■ Task goal: Count each line below that has the word "nick" in it, and give only the total.

■ Material for this task:
******************************

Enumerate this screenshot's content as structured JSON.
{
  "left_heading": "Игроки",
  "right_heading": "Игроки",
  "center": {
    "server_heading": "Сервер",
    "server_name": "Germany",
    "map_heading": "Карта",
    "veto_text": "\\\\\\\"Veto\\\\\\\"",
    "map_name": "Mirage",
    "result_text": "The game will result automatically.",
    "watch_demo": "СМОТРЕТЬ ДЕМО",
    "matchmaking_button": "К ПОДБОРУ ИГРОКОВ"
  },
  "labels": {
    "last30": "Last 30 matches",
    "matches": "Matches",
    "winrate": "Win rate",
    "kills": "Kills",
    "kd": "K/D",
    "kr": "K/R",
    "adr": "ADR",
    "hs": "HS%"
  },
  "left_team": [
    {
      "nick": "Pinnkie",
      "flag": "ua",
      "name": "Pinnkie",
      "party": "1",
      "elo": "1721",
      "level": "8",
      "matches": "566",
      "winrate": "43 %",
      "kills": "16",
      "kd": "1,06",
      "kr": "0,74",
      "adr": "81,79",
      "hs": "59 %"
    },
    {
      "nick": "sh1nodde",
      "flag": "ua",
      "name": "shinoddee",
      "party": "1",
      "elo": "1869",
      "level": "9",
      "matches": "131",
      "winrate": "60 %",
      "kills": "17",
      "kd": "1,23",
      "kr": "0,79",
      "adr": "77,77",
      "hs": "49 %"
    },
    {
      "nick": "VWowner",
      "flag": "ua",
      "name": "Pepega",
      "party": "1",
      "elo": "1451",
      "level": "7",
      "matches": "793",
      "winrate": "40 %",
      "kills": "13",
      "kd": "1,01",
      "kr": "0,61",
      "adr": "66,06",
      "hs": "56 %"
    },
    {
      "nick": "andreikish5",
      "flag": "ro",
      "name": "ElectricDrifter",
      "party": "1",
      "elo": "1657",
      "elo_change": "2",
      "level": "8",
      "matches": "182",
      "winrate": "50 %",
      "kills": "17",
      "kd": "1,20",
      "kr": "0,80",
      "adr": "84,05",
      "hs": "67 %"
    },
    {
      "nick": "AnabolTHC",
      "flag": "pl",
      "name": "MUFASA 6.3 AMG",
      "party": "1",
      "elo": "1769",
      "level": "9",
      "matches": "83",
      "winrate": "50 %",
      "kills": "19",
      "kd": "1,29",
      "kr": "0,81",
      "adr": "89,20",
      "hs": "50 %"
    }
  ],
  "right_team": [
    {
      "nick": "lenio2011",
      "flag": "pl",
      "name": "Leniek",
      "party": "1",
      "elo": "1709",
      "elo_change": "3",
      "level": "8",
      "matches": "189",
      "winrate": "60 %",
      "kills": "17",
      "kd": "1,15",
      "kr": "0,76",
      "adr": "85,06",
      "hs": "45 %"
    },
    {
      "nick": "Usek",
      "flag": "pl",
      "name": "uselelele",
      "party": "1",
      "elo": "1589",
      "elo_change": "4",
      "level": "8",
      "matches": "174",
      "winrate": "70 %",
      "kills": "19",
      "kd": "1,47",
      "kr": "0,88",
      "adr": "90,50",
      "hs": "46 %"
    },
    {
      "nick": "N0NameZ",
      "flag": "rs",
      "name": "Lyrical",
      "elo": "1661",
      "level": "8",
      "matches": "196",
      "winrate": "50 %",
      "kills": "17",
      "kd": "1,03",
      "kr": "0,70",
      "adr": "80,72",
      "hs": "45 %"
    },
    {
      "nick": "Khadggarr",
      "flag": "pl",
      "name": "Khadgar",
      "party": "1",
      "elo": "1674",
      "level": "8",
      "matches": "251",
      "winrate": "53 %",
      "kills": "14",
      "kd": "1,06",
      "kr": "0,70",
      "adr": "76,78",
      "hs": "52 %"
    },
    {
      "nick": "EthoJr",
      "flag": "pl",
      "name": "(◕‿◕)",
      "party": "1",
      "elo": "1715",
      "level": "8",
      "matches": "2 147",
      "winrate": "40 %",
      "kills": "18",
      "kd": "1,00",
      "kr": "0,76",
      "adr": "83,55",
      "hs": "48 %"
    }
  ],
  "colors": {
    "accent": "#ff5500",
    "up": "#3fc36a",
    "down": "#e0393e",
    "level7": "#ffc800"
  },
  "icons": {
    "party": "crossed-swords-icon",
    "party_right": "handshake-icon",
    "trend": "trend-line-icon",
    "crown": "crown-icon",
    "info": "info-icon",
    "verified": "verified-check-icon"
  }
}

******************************

■ Result of the exercise: 10